In the heart of the Middle East, the Jordan River flows, connecting both history and spirituality. This iconic river carries immense biblical significance, featuring in numerous pivotal moments within the Old and New Testaments. It has played a central role in shaping the faith of millions and remains a site of deep historical and religious importance.
A Watershed of Miracles: Crossing into the Promised Land
The Jordan River’s biblical history begins with the well-documented crossing by the Israelites under the leadership of Joshua. The Book of Joshua (Joshua 3:15-17) tells of the miraculous event when the priests carrying the Ark of the Covenant ventured into the river. Astonishingly, the river’s flow ceased, allowing the Israelites to traverse on dry land. This crossing marks the symbolic entry into the Promised Land and highlights the divine intervention that underpins this biblical narrative.

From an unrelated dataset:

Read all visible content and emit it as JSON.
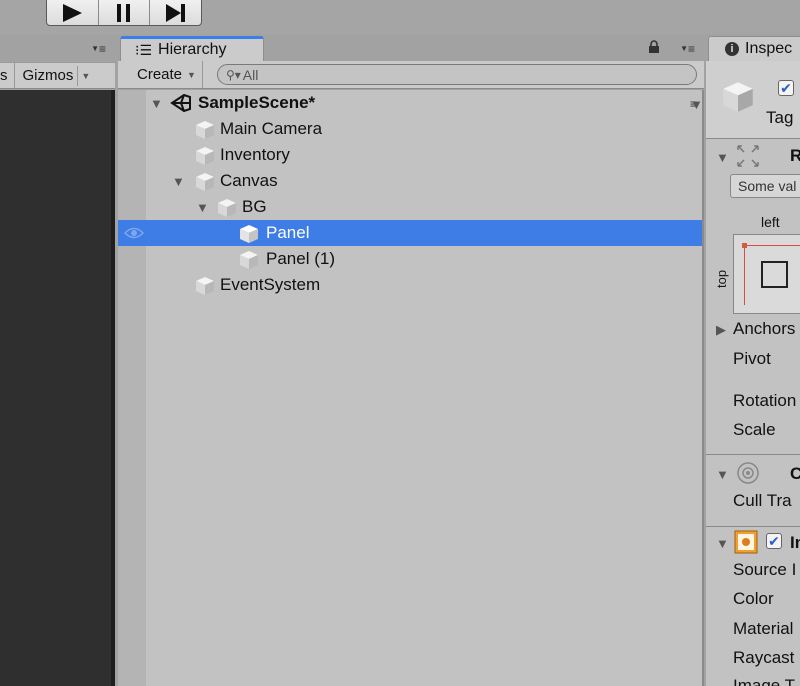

Elijah and Elisha: A Transfer of Prophetic Authority
The Jordan River isn’t confined to a singular event in biblical history. It also serves as the stage for the transfer of prophetic authority from the revered prophet Elijah to his successor, Elisha. The Old Testament (2 Kings 2:8-14) recounts the story of Elijah parting the Jordan, a powerful symbol of spiritual transition. This act signifies the transfer of divine purpose and spiritual leadership, underscoring the river’s deeper spiritual resonance.
The Sacred Baptism of Jesus
Undoubtedly, the Jordan River’s most celebrated biblical association is with the baptism of Jesus by John the Baptist (Matthew 3:13-17). This transformative event, taking place on the banks of the river, marks the beginning of Jesus’ public ministry. It remains a profound and cherished moment in Christian tradition, signifying purification and spiritual renewal.
Portals to the Past
The Jordan River is flanked by sites of immense historical and religious significance like Bethany which is situated on the river’s eastern bank within modern-day Jordan and is traditionally believed to be the location of Jesus’ baptism. Recent archaeological excavations have unveiled ancient churches and baptismal pools dating back to the time of Jesus, reaffirming the historical authenticity of this site. Designated as a UNESCO World Heritage Site, it welcomes tourists and pilgrims alike to explore the roots of their faith.
The ancient city of Jericho is another site that is located in proximity to the Jordan River which is renowned for the Battle of Jericho (Joshua 6). The iconic tale of the city’s impenetrable walls falling as the Israelites encircled it remains a testament to divine guidance and the fulfillment of God’s promises.
Archaeological Marvels: Uncovering the Past
Recent archaeological excavations near the Jordan River have unearthed substantial evidence of early Christian pilgrimage sites. These findings include not only ancient churches and baptismal pools but also a wealth of artifacts that provide valuable historical and religious context. These discoveries deepen our understanding of the river’s role in the life of Jesus and the early Christian community.
Modern-Day Baptisms: A Living Tradition
The Jordan River continues to be a significant pilgrimage site for Christians worldwide, drawing visitors from around the globe. Many seek to reenact the baptism of Jesus or to participate in their own baptism ceremonies, forging a deep connection to their faith. Tour companies like Friendship Tours offer opportunities to partake in this profound experience of baptism in the Jordan River.
Bear Grylls’ Baptism: A Contemporary Testament
The river’s spiritual allure is not limited to ancient traditions alone. In recent times, the Jordan River has witnessed the baptism of renowned adventurer and TV personality, Bear Grylls, making headlines and emphasizing its enduring significance. This event was covered in an old article, serving as a reminder of the river’s timeless capacity to inspire individuals from all walks of life on their faith journeys.
In summary, the Jordan River weaves together an intricate tapestry of faith, history, and spirituality. From its biblical origins to its modern-day significance, it continues to be a place where the past and present converge, offering profound connections to the timeless narratives of faith.